Nilofer: Well, I mean, personally, so I’ll talk about the personal side for a second then I’ll go to professional. So I think personally what’s been amazing is my son is 100% fluent in French and partway through German and learning Spanish and learning Latin and I just, because that was our driver was we wanted our son to have this global sense of the world. So that’s just been profound to watch, and then of course, he gets to make fun of my French. He actually, at times, covers my mouth, because he’s like, “That accents just terrible,” and he’s 12 now, right, so he’s embarrassed by me a little, or he’ll help me figure out how to exactly say the specific thing I want to say. So personally, on that level, we’ve grown as family, and I’m really starting to think about professionally where I would take the world. I see Silicon Valley so much different. So going back to the professional side now, so much different from the angle in which I’m sitting at now. I kind of had this sense how much Silicon Valley had gotten the case of Affluenza, when almost everything they’re building is a photo sharing app or a food delivery service app. I think they’ve lost perspective on what real world problems are and what they could be putting their energy to. So with the rare exception of Google or Twitter, I think a lot of Silicon Valley has become, you know, they’ve just been struck by Affluenza. They’re rich and fat and happy. And I wouldn’t have necessarily seen that if I wasn’t here living so far away and seeing what interesting problems startups are starting to do here, and I think they’re much more socially conscious startups, and so I’m … it changes your perspective, and then I think … I think you’ll have to ask me, I don’t know, two or three years from now, what did this mean for our professional growth path, because I don’t think that that’s … I can see little mingling elements of things that might happen, but you know, it’s early, early days on that.
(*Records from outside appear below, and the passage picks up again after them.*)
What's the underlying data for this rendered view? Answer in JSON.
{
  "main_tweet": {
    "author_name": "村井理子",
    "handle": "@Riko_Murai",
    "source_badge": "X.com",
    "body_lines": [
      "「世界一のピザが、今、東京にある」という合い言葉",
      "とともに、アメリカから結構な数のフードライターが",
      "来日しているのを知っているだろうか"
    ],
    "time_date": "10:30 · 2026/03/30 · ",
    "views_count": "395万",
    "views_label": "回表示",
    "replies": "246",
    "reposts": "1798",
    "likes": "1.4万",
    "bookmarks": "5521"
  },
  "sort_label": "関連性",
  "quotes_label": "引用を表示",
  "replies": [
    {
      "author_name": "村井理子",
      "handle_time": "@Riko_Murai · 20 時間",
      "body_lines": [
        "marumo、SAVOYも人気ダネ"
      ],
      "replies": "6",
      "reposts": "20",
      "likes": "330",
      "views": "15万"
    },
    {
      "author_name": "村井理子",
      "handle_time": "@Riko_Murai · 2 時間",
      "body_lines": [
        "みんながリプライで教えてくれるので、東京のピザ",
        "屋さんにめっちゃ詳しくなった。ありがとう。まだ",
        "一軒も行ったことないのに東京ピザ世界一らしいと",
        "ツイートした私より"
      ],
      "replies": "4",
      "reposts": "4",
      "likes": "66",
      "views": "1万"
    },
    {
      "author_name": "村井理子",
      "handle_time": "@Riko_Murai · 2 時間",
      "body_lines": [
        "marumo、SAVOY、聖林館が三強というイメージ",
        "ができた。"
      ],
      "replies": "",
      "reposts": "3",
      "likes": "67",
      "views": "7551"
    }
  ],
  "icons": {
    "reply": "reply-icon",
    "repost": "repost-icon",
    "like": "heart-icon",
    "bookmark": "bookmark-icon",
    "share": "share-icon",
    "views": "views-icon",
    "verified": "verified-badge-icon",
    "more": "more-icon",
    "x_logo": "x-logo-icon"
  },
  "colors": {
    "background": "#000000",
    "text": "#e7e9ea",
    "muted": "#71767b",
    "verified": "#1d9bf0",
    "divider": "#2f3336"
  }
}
Tara: Yeah. Awesome. So one final question, what are you pursuing next?
Nilofer: I am pursuing this idea of Onlyness, because I believe it’s a way for people who have traditionally been powerless in society to have a form of power and a seat at the table. I believe that will create more economic opportunity for themselves and their communities and our society as a whole, so I’m very excited about that, and I feel like I’m learning a lot in that work. Related to that, I’m a fellow with the Prosperity Institute, which is a think tank based out of Toronto, which is worrying about societal equality, so that we have a society that works for all, not just the 1%, and they’re essentially helping me pursue the idea of Onlyness, so one of the things we’re going to be doing in the next year you’ll hear about is research to scope the impact of Onlyness in terms of business performance, but also in terms of economic impact as a larger economy, macro-economics kind of view.
Tara: Fantastic. I’m looking forward to that. Well, Nilofer Merchant, thank you so much for joining me.
Nilofer: Thank you.
Tara: Find out more about Nilofer Merchant at NiloferMerchant.com, and pick up her books, The New How and Eleven Rules for Creating Value in the Social Era on Amazon. That’s it for this week’s episode of Profit. Power. Pursuit. You can download other episodes of this podcast and subscribe in the iTunes store. If you enjoy what you hear, we appreciate your reviews and recommendations, because they help us reach as many emerging entrepreneurs as possible. Our theme song was written by Daniel Peterson, who also edited this episode. Our audio engineer was Jaime Blake. This episode was produced by Elizabeth Madariaga. You can catch up on older episodes in the iTunes store, where new episodes are added every week, and you can learn by going to CreativeLive.com.